I try to stop all diabetic pills and most of the insulin taken by people with type-2 diabetes on our first visit. (With type-1 diabetes, insulin may be reduced but is never stopped.) Sometimes the blood sugars fall and other times they rise with this medication change. You will be checking your blood sugar daily with your home monitor and report the results to our staff. I must recommend this seemingly radical change in medication because with the change to the McDougall Diet and increased exercise, people may become hypoglycemic (too low a blood sugar) and injure themselves (also by falling).

In addition to dangerous hypoglycemic reactions, long-term aggressive treatment of blood sugar in an attempt to achieve a normal blood sugar (measured by HgB A1c levels) causes an increased risk of heart attacks and death. In general, treatment of blood sugar is required if the patient loses too much weight, develops symptoms of diabetes (such as excessive urination), and/or worries about the elevated numbers. Any of these developments suggest that the patient is not truly type-2, but suffers from an insufficient production of insulin by the pancreas. I use a long-acting variety of insulin (Lantus) as a once-a-day shot to treat when necessary.

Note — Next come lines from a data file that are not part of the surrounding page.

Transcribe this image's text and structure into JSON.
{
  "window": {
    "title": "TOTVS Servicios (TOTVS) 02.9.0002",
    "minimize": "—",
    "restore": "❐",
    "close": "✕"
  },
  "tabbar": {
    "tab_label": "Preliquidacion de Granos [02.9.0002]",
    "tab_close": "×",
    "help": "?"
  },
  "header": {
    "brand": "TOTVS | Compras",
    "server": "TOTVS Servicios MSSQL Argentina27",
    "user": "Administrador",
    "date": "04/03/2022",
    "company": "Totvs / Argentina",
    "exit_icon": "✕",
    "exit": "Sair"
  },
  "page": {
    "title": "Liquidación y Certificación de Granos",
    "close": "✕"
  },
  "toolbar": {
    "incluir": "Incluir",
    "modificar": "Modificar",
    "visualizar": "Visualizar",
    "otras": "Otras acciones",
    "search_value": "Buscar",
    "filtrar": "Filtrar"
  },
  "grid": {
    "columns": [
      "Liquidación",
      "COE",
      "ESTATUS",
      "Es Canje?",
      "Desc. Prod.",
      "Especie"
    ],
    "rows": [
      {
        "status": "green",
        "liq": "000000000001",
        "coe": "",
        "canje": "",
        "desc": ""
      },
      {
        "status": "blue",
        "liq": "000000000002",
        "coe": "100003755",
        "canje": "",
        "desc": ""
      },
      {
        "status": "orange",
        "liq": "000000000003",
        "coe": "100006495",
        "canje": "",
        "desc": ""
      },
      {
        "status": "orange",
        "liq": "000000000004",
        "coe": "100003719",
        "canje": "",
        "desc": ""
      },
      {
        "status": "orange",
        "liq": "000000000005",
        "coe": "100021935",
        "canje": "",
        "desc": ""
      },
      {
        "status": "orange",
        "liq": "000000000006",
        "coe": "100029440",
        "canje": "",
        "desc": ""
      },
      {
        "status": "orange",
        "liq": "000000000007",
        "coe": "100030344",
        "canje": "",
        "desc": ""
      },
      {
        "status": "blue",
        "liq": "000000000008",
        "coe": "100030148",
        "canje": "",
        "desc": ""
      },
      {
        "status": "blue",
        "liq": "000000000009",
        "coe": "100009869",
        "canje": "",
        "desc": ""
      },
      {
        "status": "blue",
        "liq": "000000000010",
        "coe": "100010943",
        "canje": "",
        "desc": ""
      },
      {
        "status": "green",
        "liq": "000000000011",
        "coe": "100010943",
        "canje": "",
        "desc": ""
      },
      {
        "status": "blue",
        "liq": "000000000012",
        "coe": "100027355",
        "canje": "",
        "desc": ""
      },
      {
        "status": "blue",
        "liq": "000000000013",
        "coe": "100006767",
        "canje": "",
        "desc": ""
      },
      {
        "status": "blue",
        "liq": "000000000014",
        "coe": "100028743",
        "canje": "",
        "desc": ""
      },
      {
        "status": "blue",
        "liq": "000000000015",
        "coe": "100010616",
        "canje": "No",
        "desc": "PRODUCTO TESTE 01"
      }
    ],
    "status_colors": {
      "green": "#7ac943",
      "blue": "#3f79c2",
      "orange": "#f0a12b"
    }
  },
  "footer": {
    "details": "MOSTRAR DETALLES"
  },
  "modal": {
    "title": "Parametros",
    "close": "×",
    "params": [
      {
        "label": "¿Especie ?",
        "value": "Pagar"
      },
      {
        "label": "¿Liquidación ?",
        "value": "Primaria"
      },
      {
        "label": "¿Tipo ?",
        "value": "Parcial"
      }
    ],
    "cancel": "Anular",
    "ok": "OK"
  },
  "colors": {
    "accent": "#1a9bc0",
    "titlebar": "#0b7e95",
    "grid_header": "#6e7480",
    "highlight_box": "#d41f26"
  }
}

Issue #5: “I did not stop all my medications.”

I make every reasonable attempt to eliminate all unnecessary medications on our first visit. This may seem radical to some new patients meeting me for the first time, but most of the medications people are taking are not indicated according to “evidence-based medicine.” Plus the diet and exercise changes I prescribe will likely reduce your needs even further.

I only have a short time to personally observe you during the Program in order to evaluate your responses and make adjustments in your medications. Therefore, I must make timely decisions. Most people leave my program taking no prescription medications.

Many times having only one week is insufficient to make full adjustments in dosages and kinds of medications required. In these cases your local doctors and/or I will help you make adjustments after leaving the Program. My final letter to you usually includes my recommendations for future adjustments.

My Program Is Your Best Chance

The entire McDougall staff and I will make every reasonable effort to help you regain your lost health and appearance. Fortunately, the human body has a remarkable capacity to recover when relieved of the burdens of the rich Western diet and a lifetime of bad habits. Your realistic expectations should be met and you should expect to leave in much better shape then when you arrived. Most importantly, you will have hope for a brighter future and many more years of life to be lived to compensate for the short time you spent with us at the McDougall 10-Day Program.
2011 John McDougall All Rights Reserved
Dr. McDougall's Health and Medical Center  
P.O. Box 14039, Santa Rosa, CA 95402